• [Task directions]:
Every line containing "text" should be identified and copied from the data below.

• [Data shown]:
--

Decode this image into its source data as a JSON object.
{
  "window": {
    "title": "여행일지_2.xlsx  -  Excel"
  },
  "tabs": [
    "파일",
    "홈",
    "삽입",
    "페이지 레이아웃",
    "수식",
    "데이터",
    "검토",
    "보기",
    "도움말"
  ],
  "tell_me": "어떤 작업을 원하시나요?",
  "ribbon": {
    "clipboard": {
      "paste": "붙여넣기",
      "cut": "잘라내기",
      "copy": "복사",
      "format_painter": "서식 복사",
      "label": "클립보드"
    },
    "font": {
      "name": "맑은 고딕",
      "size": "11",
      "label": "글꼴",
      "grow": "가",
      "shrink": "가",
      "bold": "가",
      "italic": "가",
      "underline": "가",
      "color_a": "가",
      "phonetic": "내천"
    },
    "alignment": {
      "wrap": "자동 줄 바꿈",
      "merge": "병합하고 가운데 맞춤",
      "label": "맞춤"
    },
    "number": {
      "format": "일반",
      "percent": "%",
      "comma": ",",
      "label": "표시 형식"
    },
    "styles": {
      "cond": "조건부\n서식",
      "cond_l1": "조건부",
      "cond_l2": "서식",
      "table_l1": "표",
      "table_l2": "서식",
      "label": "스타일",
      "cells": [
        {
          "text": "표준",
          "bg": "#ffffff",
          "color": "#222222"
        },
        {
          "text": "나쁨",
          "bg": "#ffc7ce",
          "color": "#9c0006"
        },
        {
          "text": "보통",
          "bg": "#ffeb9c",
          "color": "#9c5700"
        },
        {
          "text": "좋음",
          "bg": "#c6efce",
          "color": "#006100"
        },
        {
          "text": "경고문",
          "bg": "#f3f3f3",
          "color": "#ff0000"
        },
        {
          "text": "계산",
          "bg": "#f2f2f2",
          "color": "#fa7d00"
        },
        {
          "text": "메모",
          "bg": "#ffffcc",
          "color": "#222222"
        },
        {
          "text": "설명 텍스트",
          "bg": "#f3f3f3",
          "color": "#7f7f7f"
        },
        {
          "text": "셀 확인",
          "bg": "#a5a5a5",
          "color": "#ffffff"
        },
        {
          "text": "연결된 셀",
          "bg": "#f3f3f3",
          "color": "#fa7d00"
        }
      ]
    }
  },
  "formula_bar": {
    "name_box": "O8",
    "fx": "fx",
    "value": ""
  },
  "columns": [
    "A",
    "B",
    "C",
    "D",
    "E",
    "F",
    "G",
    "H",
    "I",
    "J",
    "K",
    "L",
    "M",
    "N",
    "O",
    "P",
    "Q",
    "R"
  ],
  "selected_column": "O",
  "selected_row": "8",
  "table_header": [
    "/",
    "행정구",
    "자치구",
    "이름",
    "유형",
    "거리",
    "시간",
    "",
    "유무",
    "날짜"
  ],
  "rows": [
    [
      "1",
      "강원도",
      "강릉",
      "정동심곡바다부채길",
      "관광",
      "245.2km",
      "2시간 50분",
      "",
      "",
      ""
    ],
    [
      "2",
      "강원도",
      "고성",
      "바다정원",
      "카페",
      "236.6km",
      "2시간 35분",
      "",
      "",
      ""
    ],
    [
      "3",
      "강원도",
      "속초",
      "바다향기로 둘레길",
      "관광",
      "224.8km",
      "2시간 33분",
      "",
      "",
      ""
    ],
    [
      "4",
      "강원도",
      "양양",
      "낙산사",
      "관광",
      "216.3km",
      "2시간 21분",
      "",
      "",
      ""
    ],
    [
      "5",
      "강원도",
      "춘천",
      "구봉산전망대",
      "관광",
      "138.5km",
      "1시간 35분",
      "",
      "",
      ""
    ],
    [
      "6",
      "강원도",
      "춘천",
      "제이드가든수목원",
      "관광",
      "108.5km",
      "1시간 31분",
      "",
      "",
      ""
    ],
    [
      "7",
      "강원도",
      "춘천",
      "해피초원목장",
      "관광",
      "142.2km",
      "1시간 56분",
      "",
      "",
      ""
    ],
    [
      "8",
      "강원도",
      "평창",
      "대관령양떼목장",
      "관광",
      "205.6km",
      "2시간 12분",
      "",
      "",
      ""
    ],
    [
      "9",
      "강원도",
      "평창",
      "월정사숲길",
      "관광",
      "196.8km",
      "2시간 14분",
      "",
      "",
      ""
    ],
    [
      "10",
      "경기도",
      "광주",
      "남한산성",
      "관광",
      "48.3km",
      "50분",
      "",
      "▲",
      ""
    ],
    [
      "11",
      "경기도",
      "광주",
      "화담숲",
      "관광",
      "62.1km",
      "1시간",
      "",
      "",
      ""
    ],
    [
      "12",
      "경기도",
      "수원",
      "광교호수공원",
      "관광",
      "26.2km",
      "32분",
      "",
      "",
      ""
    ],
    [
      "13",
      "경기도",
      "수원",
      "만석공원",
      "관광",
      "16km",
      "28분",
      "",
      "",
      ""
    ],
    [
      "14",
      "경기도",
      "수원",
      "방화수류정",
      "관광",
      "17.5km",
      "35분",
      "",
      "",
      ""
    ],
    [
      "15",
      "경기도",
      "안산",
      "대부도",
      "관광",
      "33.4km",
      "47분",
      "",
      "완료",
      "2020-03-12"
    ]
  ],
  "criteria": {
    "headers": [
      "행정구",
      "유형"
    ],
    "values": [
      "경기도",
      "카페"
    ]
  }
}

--

• [Solution to this problem]:
          "text": "표준",
          "text": "나쁨",
          "text": "보통",
          "text": "좋음",
          "text": "경고문",
          "text": "계산",
          "text": "메모",
          "text": "설명 텍스트",
          "text": "셀 확인",
          "text": "연결된 셀",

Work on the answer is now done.